_Supplied entries_:

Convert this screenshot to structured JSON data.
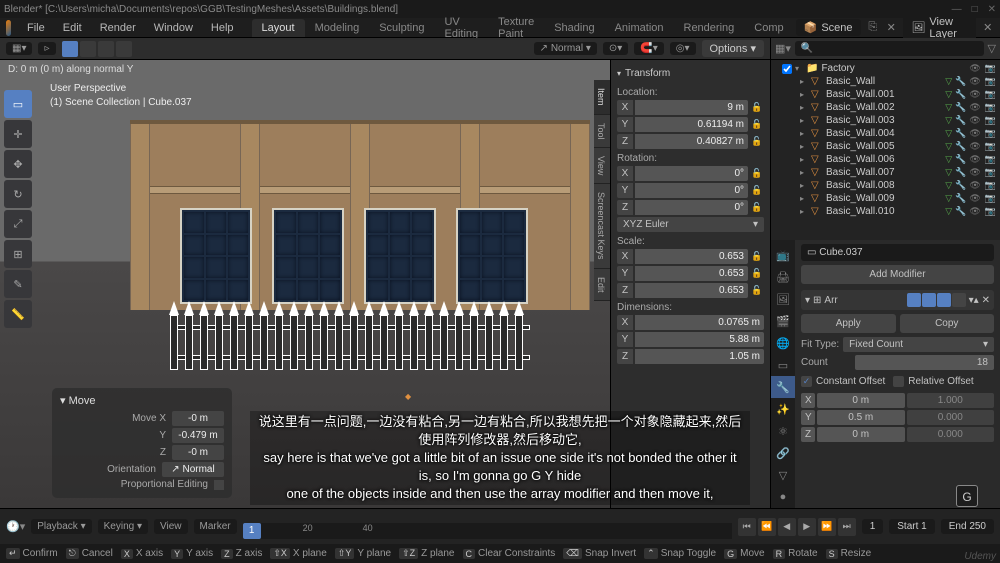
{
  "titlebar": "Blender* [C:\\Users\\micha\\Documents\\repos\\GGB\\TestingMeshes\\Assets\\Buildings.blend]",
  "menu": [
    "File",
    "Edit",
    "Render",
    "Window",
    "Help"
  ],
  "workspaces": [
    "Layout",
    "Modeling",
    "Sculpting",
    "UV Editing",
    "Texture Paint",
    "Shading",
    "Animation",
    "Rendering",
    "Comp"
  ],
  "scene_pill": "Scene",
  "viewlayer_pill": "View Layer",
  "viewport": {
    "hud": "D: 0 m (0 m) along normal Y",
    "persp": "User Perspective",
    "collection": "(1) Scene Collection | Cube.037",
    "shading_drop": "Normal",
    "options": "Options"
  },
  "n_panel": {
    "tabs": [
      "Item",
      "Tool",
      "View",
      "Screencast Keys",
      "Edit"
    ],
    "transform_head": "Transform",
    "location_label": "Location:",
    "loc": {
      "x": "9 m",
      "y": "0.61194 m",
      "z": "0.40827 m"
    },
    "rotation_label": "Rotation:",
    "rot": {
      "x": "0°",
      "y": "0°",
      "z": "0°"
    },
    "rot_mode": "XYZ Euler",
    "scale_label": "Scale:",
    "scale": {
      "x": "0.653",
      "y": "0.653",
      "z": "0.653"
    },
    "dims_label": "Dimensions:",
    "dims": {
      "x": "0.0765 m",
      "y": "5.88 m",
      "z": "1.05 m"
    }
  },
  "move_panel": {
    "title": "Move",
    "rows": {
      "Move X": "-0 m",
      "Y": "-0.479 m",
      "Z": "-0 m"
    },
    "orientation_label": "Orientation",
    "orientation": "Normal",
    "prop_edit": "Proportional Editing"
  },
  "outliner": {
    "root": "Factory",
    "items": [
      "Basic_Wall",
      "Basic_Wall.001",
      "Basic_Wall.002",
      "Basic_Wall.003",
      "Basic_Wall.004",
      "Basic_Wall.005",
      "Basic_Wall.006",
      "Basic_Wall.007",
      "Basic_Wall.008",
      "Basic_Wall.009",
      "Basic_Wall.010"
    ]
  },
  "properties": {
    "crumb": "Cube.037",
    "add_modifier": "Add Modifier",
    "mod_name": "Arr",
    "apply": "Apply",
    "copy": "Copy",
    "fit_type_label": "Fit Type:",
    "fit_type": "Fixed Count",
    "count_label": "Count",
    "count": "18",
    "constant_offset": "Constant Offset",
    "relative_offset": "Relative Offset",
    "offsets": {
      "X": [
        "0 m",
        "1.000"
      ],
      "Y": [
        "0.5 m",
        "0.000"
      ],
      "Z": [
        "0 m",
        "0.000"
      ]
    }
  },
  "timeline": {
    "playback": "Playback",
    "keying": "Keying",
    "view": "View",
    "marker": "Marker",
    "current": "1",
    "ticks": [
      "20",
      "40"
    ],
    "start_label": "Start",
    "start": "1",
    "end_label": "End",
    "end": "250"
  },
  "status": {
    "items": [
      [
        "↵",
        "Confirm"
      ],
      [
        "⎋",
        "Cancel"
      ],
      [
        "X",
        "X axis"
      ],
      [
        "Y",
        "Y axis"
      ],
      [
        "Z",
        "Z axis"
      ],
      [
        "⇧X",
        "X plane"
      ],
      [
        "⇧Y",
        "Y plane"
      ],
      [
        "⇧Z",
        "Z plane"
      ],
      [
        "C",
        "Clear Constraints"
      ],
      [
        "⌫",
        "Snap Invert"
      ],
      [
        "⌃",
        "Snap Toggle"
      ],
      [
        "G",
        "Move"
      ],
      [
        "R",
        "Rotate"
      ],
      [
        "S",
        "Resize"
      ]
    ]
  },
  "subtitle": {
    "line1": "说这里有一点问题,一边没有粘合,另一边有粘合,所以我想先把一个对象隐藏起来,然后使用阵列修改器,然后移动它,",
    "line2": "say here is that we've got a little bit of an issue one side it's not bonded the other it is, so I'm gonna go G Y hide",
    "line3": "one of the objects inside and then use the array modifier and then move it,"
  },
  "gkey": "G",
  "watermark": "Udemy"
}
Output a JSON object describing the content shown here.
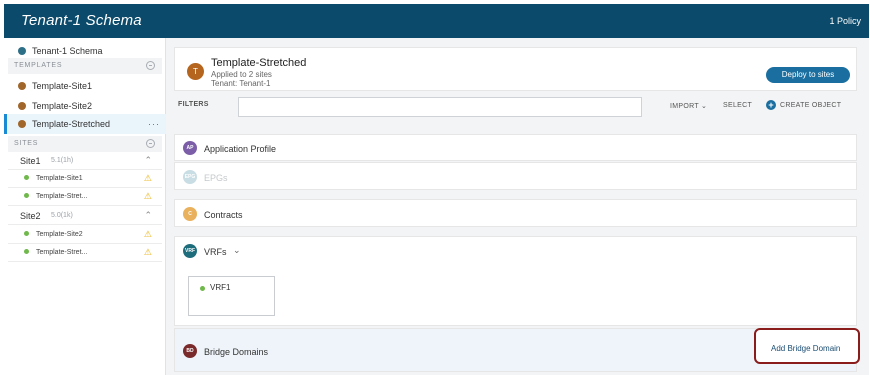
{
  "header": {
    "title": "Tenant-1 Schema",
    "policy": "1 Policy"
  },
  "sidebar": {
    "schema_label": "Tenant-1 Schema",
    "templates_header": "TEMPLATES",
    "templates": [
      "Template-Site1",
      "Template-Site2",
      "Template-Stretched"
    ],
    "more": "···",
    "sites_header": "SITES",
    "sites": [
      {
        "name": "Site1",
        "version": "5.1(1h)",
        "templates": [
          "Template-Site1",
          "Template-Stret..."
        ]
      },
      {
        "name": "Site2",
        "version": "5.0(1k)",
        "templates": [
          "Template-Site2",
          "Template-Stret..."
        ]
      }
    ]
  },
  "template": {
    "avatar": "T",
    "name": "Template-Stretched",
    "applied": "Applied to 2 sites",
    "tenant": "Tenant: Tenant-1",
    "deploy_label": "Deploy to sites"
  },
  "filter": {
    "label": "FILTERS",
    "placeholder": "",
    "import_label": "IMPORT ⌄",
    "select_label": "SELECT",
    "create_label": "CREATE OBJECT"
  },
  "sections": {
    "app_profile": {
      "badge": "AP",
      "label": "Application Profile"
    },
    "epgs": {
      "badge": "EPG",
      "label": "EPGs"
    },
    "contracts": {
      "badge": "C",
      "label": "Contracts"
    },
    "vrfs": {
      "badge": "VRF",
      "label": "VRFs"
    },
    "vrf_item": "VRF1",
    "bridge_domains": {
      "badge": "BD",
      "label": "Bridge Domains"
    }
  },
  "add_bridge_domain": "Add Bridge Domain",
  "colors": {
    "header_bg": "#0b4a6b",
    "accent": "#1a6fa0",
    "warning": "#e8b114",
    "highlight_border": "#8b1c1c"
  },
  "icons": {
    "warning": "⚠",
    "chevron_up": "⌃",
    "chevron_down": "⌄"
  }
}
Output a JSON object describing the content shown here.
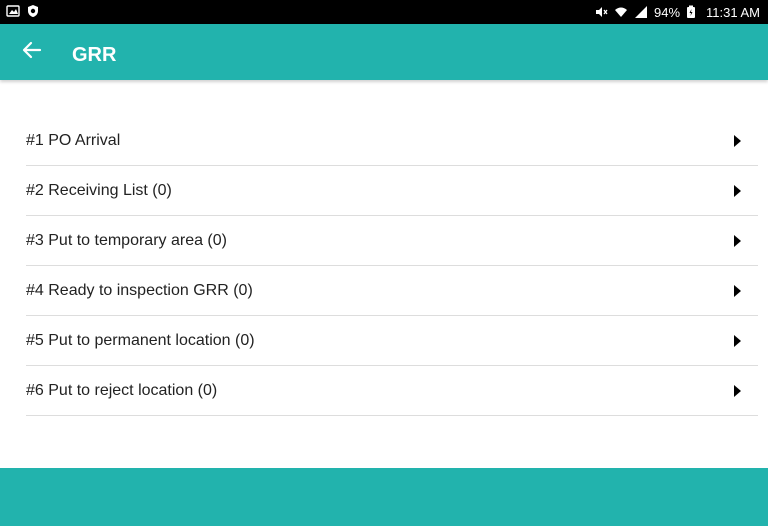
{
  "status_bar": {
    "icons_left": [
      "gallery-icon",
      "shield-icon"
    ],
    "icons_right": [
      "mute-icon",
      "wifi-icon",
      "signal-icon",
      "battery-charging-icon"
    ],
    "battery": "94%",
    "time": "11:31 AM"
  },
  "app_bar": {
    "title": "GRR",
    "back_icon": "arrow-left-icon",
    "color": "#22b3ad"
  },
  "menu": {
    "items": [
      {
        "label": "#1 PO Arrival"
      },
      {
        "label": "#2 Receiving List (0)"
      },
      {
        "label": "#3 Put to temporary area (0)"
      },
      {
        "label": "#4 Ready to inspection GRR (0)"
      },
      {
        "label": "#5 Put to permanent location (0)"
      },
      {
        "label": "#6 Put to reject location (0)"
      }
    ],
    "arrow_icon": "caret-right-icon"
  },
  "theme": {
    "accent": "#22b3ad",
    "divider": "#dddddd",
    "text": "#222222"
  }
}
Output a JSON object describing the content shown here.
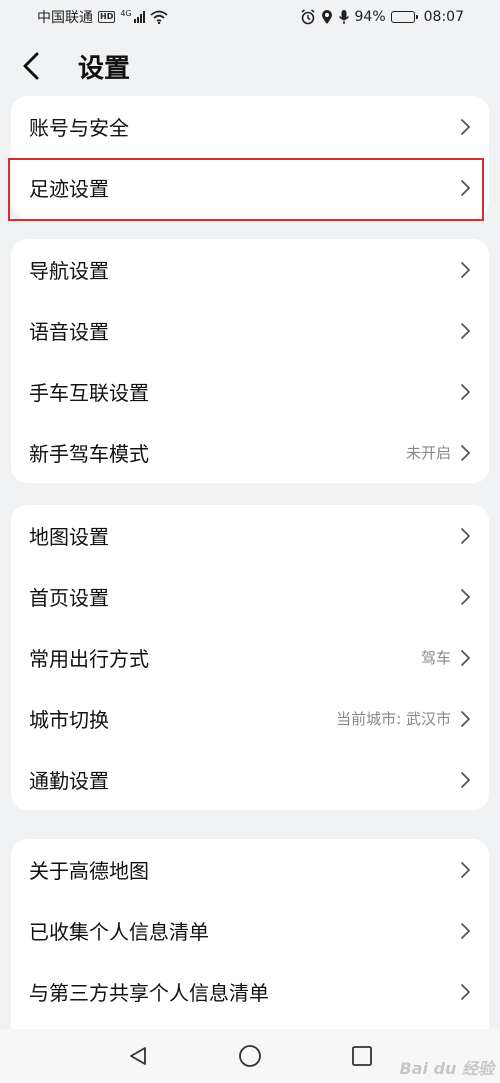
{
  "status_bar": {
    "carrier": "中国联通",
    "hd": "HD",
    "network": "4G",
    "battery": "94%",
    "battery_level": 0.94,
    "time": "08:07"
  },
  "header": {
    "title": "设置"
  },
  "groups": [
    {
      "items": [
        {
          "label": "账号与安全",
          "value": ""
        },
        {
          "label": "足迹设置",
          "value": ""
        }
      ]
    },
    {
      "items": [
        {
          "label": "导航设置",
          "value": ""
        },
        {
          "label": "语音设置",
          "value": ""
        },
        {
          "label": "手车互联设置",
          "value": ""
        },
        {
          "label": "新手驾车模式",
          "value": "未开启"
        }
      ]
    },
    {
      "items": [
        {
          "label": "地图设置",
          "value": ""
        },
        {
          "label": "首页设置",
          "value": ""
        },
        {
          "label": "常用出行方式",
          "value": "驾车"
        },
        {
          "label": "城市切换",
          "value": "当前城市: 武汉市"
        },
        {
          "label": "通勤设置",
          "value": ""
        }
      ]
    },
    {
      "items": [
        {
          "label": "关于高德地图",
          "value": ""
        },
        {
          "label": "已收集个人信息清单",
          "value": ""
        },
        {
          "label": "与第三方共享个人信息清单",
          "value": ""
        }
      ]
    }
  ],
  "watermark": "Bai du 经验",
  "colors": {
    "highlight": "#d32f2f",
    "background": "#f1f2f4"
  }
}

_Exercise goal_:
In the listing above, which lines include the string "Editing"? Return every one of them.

_Expected answer_:
    "UV Editing",
    "prop_edit": "Proportional Editing"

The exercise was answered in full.